However, Limp Bizkit did not reach superstar status until the release of the highly anticipated sophomore effort, “Significant Other,” on June 22, 1999. The album debuted at No. 1 on the Billboard 200 and sold more than 600,000 pieces in the first week of its release. The first single, “Nookie,” became a huge hit on rock radio and its popular music video further boosted the group's popularity. By the end of 1999, “Significant Other,” which also produced the singles “Break Stuff,” “Re-Arranged,” “N 2 Gether Now” and “Nobody Like You,” had been certified multi-platinum, a success that also helped their first album achieve double platinum status.
During the height of their success, Limp Bizkit dealt with controversy after a summer performance at Woodstock '99. As a result of public violence and sexual assaults that occurred at the festival, Durst, who was previously appointed a senior vice president of Interscope, had supposedly egged the crowd on and the group was blamed for the outbreak of violence. The accusation did not stop Limp Bizkit from performing and later that same year, they enjoyed a massive victory with the Family Values Tour. At this time, Durst again made headlines with his sporadic conflicts with the group's tour mates.
Limp Bizkit returned in 2000 with their third studio album, “Chocolate Starfish and the Hotdog Flavored Water,” which hit the stores on October 17. Despite its mixed reception, the album went on to become a No. 1 hit on the Billboard 200 and sold over a million copies in the U.S. within its first week of release.
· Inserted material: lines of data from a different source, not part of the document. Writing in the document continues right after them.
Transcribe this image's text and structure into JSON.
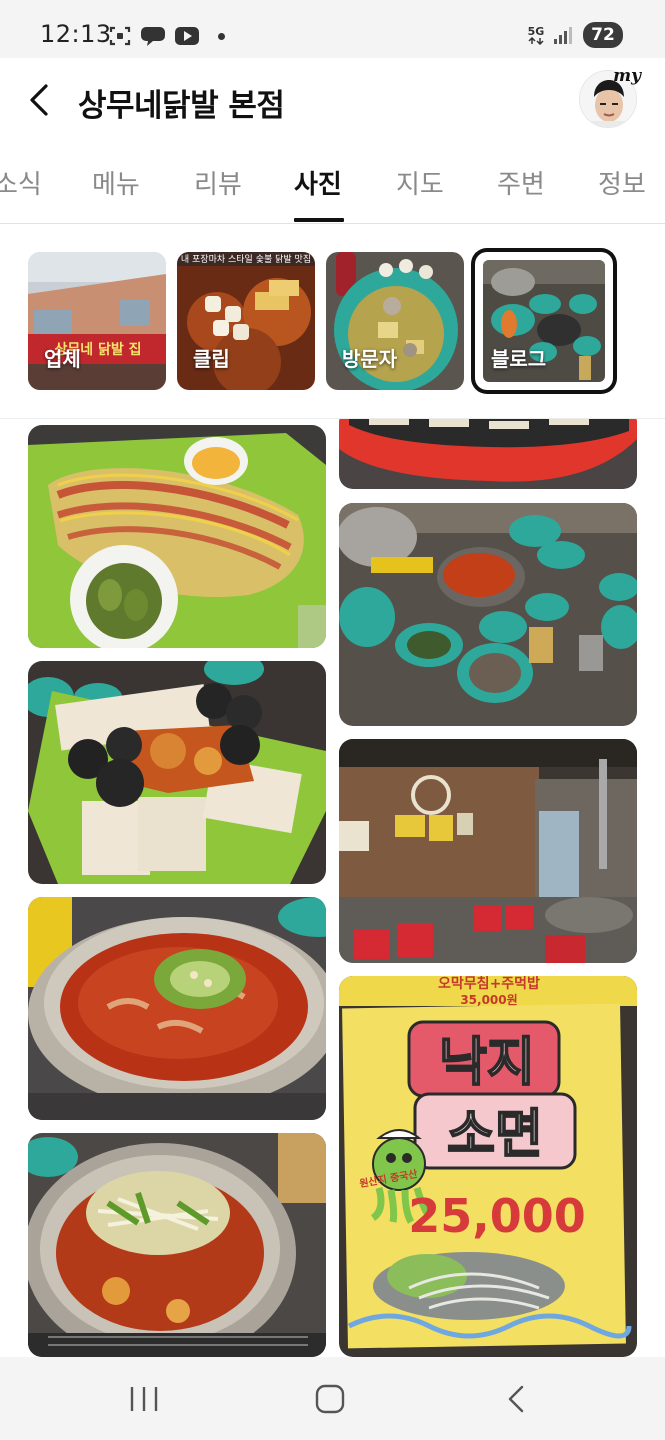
{
  "status_bar": {
    "time": "12:13",
    "network": "5G",
    "battery": "72"
  },
  "header": {
    "title": "상무네닭발 본점",
    "profile_badge": "my"
  },
  "tabs": [
    {
      "label": "소식",
      "active": false
    },
    {
      "label": "메뉴",
      "active": false
    },
    {
      "label": "리뷰",
      "active": false
    },
    {
      "label": "사진",
      "active": true
    },
    {
      "label": "지도",
      "active": false
    },
    {
      "label": "주변",
      "active": false
    },
    {
      "label": "정보",
      "active": false
    }
  ],
  "photo_categories": [
    {
      "label": "업체",
      "selected": false
    },
    {
      "label": "클립",
      "selected": false
    },
    {
      "label": "방문자",
      "selected": false
    },
    {
      "label": "블로그",
      "selected": true
    }
  ],
  "photos": {
    "left_column": [
      "omelette-photo",
      "tofu-platter-photo",
      "spicy-stew-photo",
      "bean-sprout-stew-photo"
    ],
    "right_column": [
      "red-tray-photo",
      "table-spread-photo",
      "restaurant-interior-photo",
      "menu-sign-photo"
    ],
    "sign_text": {
      "top_banner": "오막무침+주먹밥",
      "top_price": "35,000원",
      "name_line1": "낙지",
      "name_line2": "소면",
      "origin": "원산지 중국산",
      "price": "25,000"
    }
  },
  "colors": {
    "accent": "#111111",
    "inactive_tab": "#8a8a8a"
  }
}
Some tracks released from the album included the first single “My Generation,” “Rollin' (Air Raid Vehicle),” “Take a Look Around,” which was used as a theme song for the film “Mission: Impossible 2,” and “My Way.”
After the departure of guitarist Wes Borland, who quit the group shortly after the release of “Chocolate Starfish and the Hotdog Flavored Water,” Limp Bizkit launched a remix album called “New Old Songs” on December 4, 2001. Borland originally had his own rendition of the song “Break Stuff,” but the band pulled his remix from the track list after he left.
With new guitarist Mike Smith, Limp Bizkit resurfaced in 2003 with a new album called “Results May Vary.” However, it largely received negative reviews from critics and later was ranked No. 3 on the Metacritic lists of “Worst Reviewed Albums.” Borland was reunited with the group in 2004 and with the original line-up, Limp Bizkit released “The Unquestionable Truth, Pt. 1” in May 2005. The album peaked at No. 24 on the Billboard 200 and sold more than a million copies worldwide. The compilation album, “Greatest Hitz,” followed six months later in November 2005 and was comprised of tracks from their other albums. The album missed the Top 40 and only rose to No. 47 and Borland left Limp Bizkit for the second time.
Limp Bizkit's sixth studio album, “The Unquestionable Truth (Part 2),” the sequel to “The Unquestionable Truth, Pt. 1,” is scheduled to be released in 2009.